I also believe there is broad misunderstanding around the current rules regarding transgender participation in sports. In particular, from the testimony of many, there seems to be a belief that any biologically-born male could simply say he was transgender and begin participating in women’s sports. This is incorrect. For many years now, the UHSAA has had in place a rule that only allows male-to-female transgender participation in women’s sports after a full year of difficult transition hormone therapy and in consultation with a health care professional. This has likely prevented some participation and helped to even the playing field. As a representative of the UHSAA stated: “As we read the science right now, we like our policy. This year we have four students who have gone through our paperwork and we have not had any complaints from any other students or families or school administrators.” I should note that while I have some reservations about a policy that requires or incentivizes these transitions, it is the policy in place. Finally, there is one more important reason for this veto. I must admit, I am not an expert on transgenderism. I struggle to understand so much of it and the science is conflicting. When in doubt however, I always try to err on the side of kindness, mercy and compassion. I also try to get proximate and I am learning so much from our transgender community. They are great kids who face enormous struggles. Here are the numbers that have most impacted my decision: 75,000, 4, 1, 86 and 56.

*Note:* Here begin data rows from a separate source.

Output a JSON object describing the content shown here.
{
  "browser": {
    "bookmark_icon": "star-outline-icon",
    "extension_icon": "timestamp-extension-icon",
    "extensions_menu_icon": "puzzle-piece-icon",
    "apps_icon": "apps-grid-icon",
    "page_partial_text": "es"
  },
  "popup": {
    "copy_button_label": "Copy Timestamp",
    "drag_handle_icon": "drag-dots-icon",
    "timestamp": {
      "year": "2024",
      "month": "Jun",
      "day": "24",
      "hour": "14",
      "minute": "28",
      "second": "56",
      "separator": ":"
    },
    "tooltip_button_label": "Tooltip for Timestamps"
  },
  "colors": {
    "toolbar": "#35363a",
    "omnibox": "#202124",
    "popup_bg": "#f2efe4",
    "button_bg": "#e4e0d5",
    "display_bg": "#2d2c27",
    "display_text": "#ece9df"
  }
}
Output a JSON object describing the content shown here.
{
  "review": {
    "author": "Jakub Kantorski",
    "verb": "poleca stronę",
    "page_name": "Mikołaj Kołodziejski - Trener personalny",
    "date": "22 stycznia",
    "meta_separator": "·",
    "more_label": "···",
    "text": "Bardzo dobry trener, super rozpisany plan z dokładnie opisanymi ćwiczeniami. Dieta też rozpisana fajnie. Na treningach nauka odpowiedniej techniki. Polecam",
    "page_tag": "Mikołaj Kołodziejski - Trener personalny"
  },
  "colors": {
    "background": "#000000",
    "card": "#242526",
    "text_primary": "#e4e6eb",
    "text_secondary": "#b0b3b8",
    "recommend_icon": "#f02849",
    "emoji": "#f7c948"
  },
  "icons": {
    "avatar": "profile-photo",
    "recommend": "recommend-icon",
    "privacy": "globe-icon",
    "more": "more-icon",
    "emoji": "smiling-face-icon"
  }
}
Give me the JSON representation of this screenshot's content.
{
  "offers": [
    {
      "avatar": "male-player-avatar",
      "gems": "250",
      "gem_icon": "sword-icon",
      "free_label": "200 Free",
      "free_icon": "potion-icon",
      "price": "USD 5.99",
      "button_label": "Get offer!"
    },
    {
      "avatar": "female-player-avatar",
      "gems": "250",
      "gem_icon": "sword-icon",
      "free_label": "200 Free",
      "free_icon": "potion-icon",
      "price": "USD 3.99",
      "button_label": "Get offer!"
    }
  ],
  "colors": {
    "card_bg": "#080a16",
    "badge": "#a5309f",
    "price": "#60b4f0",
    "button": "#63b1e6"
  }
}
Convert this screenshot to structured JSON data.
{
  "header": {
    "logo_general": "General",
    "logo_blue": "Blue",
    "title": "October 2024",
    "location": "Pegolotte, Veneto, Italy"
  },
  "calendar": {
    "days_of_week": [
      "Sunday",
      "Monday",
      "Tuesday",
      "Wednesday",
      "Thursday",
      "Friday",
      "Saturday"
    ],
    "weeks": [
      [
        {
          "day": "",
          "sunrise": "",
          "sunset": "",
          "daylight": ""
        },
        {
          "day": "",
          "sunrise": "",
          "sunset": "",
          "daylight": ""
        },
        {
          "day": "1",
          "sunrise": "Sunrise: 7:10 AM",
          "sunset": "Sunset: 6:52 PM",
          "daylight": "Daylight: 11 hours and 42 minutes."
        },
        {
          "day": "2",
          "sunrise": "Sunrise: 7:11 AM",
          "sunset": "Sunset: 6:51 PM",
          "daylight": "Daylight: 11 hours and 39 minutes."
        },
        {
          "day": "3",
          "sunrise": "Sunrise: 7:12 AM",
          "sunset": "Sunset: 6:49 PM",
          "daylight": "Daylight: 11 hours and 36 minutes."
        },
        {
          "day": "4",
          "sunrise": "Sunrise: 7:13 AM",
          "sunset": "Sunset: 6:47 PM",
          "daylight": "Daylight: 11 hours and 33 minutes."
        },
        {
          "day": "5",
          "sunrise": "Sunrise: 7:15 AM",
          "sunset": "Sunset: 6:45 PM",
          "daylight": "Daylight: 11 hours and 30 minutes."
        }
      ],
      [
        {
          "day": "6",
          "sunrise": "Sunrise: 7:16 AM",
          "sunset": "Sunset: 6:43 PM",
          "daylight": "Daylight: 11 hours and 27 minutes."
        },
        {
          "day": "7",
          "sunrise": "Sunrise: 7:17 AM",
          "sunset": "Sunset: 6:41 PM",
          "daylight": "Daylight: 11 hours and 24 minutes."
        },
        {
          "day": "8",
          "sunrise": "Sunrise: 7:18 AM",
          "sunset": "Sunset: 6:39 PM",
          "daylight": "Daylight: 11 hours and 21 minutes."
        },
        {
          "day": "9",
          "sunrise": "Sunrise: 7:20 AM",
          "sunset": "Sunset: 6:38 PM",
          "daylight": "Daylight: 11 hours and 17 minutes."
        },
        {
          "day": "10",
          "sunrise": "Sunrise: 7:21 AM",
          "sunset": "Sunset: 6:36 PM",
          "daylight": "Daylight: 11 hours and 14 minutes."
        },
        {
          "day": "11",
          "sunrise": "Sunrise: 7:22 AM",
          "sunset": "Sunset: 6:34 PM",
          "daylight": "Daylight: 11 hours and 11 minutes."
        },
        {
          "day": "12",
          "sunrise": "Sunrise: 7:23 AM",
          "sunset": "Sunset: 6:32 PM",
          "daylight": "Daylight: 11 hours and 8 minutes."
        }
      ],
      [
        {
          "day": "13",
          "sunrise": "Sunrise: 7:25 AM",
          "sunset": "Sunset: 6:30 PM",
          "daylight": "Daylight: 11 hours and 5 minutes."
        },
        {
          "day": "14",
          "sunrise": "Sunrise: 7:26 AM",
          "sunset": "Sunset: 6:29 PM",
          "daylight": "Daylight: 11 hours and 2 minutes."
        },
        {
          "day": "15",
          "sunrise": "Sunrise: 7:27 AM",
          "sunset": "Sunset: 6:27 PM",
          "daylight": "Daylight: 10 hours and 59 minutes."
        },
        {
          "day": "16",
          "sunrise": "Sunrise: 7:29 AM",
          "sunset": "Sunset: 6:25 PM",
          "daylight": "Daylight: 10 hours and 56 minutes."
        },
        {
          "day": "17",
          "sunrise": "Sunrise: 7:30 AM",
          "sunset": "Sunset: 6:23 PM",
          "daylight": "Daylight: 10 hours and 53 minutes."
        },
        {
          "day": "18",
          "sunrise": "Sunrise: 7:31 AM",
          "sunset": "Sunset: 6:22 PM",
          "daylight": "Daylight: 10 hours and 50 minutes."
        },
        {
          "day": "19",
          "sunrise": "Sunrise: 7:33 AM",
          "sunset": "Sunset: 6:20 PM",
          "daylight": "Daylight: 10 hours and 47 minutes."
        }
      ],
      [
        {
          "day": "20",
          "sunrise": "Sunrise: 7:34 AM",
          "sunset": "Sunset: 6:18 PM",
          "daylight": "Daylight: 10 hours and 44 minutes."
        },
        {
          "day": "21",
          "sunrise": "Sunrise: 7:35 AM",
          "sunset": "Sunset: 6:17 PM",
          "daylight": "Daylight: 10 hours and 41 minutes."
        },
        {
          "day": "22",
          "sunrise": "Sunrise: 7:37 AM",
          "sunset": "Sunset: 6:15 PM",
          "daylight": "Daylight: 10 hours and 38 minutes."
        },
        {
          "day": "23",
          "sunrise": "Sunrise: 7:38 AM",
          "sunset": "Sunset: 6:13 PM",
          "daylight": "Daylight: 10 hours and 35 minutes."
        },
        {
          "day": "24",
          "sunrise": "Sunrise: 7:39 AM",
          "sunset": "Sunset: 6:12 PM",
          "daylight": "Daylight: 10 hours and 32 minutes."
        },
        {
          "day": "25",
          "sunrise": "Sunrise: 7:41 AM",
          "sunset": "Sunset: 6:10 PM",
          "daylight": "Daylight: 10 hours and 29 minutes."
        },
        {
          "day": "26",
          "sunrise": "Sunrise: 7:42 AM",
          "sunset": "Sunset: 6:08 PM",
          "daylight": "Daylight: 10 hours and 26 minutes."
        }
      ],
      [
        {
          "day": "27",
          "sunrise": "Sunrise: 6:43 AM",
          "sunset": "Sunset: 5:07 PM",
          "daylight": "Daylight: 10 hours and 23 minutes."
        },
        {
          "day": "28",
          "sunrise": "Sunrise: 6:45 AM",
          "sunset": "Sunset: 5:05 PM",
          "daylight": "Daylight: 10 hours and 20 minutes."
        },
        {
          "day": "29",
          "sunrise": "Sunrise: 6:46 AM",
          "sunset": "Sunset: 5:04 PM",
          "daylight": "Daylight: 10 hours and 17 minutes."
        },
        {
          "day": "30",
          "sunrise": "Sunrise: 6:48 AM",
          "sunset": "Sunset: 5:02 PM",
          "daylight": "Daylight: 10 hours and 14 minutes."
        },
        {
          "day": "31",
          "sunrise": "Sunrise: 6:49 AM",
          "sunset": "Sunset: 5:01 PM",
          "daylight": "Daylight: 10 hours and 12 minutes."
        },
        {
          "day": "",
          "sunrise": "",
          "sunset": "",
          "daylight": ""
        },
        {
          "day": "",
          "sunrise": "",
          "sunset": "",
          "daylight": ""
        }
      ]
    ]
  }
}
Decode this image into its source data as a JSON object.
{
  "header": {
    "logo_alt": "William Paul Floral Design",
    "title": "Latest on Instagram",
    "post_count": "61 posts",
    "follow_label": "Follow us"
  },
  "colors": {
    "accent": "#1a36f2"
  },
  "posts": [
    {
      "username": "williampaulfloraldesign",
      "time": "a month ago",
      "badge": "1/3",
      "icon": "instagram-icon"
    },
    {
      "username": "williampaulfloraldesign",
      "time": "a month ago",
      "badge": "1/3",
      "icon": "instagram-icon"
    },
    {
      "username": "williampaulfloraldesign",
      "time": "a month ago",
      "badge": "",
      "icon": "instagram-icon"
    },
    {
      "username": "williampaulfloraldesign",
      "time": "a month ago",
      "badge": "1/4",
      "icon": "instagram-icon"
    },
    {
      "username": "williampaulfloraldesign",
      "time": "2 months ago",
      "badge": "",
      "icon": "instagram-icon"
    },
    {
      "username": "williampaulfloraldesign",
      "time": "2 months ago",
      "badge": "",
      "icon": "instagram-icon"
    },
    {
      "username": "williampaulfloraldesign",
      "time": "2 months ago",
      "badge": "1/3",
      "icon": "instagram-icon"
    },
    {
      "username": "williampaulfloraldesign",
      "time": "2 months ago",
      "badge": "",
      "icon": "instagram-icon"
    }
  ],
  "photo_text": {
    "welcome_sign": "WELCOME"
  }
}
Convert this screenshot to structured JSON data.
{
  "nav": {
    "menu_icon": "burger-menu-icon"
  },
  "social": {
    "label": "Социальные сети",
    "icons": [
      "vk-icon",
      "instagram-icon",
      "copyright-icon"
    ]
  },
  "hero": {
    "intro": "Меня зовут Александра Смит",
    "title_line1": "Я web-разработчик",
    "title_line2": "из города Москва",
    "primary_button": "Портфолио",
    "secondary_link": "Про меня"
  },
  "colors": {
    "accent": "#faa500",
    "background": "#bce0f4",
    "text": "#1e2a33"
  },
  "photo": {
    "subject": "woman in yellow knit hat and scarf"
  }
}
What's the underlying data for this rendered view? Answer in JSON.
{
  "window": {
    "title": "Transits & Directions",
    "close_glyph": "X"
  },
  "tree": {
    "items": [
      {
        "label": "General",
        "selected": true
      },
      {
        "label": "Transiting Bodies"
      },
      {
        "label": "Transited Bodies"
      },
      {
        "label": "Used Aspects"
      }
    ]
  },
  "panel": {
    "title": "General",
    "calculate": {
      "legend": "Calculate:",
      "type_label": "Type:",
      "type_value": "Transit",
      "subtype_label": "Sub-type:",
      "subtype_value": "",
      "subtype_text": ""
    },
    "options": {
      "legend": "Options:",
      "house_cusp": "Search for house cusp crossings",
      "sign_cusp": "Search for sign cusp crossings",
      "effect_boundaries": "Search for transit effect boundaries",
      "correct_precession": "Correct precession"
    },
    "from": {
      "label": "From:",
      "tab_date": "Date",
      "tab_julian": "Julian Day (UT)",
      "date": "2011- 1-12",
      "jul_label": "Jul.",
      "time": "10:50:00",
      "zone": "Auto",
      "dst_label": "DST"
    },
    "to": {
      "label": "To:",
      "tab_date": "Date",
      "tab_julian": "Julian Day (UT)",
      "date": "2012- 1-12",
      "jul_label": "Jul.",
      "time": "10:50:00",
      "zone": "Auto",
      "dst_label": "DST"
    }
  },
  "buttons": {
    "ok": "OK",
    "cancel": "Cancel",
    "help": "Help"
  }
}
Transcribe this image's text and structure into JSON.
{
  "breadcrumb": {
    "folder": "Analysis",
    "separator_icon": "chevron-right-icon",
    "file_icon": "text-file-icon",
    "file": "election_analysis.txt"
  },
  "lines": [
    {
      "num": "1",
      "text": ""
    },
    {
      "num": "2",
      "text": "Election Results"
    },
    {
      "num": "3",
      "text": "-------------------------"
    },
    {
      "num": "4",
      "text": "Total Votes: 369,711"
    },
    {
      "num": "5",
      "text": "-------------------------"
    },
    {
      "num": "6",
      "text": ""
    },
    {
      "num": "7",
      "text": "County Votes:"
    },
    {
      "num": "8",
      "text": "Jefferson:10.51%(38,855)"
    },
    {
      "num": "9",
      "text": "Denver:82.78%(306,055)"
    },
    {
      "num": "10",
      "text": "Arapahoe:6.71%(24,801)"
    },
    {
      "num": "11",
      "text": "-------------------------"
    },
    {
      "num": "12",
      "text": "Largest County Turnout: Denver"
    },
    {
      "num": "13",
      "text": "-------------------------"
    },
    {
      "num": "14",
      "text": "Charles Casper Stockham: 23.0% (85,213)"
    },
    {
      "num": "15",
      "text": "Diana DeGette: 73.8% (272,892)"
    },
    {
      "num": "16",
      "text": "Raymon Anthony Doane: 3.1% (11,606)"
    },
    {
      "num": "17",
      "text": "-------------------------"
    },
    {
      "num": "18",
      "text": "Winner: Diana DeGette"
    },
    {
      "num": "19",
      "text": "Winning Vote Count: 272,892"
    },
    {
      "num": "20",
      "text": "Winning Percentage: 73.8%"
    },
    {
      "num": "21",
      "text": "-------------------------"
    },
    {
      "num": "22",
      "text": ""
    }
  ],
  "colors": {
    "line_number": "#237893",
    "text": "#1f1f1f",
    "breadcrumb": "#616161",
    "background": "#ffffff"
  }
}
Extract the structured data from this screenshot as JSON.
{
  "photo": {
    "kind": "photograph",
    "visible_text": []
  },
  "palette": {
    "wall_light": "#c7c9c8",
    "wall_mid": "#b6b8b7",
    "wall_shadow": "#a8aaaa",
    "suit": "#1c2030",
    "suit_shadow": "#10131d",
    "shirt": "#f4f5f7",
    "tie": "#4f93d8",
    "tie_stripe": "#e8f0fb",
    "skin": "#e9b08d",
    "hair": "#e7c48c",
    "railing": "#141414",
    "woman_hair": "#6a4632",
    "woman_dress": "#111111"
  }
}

Four kids and only one of them playing girls sports. That’s what all of this is about. Four kids who aren’t dominating or winning trophies or taking scholarships. Four kids who are just trying to find some friends and feel like they are a part of something. Four kids trying to get through each day. Rarely has so much fear and anger been directed at so few. I don’t understand what they are going through or why they feel the way they do. But I want them to live. And all the research shows that even a little acceptance and connection can reduce suicidality significantly. For that reason, as much as any other, I have taken this action in the hope that we can continue to work together and find a better way. If a veto override occurs, I hope we can work to find ways to show these four kids that we love them and they have a place in our state.
I recognize the political realities of my decision. Politically, it would be much easier and better for me to simply sign the bill. I have always tried to do what I feel is the right thing regardless of the consequences. Sometimes I don’t get it right, and I do not fault those who disagree with me. But even if you disagree with me, I hope this letter helps you understand the reasons for my decision.
Spencer J. Cox